The suspected YouTube shooter obsessed over the video-sharing site before her attack, posting online rants accusing it of censorship and likening it to Adolf Hitler.
Nasim Najafi Aghdam, who opened fire in YouTube's headquarters in San Bruno, Calif. Tuesday, used her websites, social media accounts and even YouTube channels to rail against YouTube, alleging that it was suppressing her online audience.
In one post on her personal website, she compared YouTube to a "dictatorship."
"Videos of targeted users are filtered & merely regulated, so that people can hardly see their videos!" she wrote. "There is no equal opportunity growth on YOUTUBE or any other video sharing site, your channel will grow if they want it to!!!!!"
In her rant, she also quoted Adolf Hitler for a line often incorrectly attributed to him: "Make the lie big, Make it simple, Keep saying it, And eventually they will believe it."
Aghdam maintained at least four YouTube channels. They included videos about animal rights, vegan cooking and fitness in English, Turkish and Farsi. All of her YouTube videos and social media accounts have been taken down in the aftermath of the shooting.
"I'm being discriminated and filtered on YouTube," she said in one YouTube video that has since been removed from the site. Aghdam complains in the clip that YouTube had age-restricted an ab workout video she uploaded.
“The video has nothing bad in it, nothing sexual,” she said, claiming that the site put an age restriction video to prevent it from becoming popular. Aghdam alleges that YouTube had a vendetta against her and other vegan activists.
Her grudge towards the video-sharing site had apparently been brewing for some time. Last year, she posted a photo on Facebook of her standing on a street corner with the caption "YouTube Dictatorship. Hidden policy: Promote stupidity discrimination, suppression of truth,” according to NBC News.

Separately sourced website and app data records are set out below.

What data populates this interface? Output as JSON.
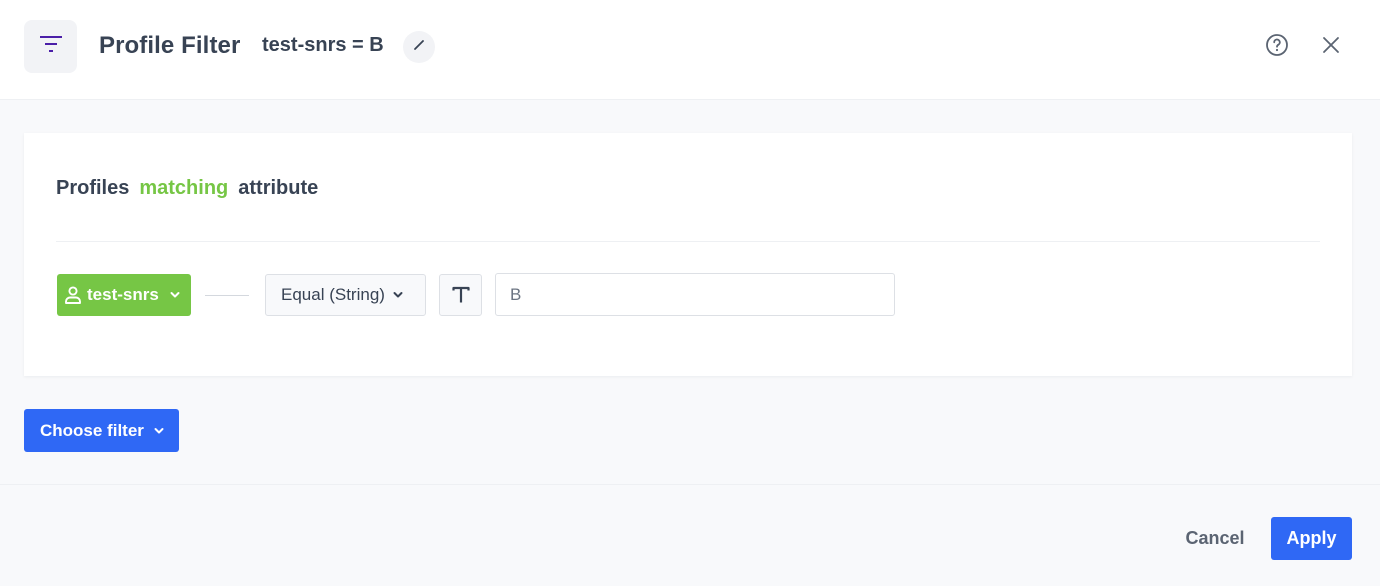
{
  "header": {
    "icon": "filter-icon",
    "title": "Profile Filter",
    "subtitle": "test-snrs = B",
    "edit_icon": "pencil-icon",
    "help_icon": "question-circle-icon",
    "close_icon": "close-icon"
  },
  "card": {
    "heading": {
      "prefix": "Profiles",
      "accent": "matching",
      "suffix": "attribute"
    },
    "condition": {
      "attribute_icon": "user-icon",
      "attribute_label": "test-snrs",
      "operator_label": "Equal (String)",
      "type_icon": "text-type-icon",
      "value": "B"
    }
  },
  "actions": {
    "choose_filter_label": "Choose filter",
    "cancel_label": "Cancel",
    "apply_label": "Apply"
  },
  "colors": {
    "brand_purple": "#4b1fa8",
    "accent_green": "#76c645",
    "primary_blue": "#2f68f5",
    "text_dark": "#384354"
  }
}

Aghdam wounded three people before fatally shooting herself.
Crime Time is your destination for true crime stories from around the world, breaking crime news, and information about Oxygen's original true crime shows and documentaries. Sign up for our Crime Time Newsletter and subscribe to our true crime podcast Martinis & Murder for all the best true crime content.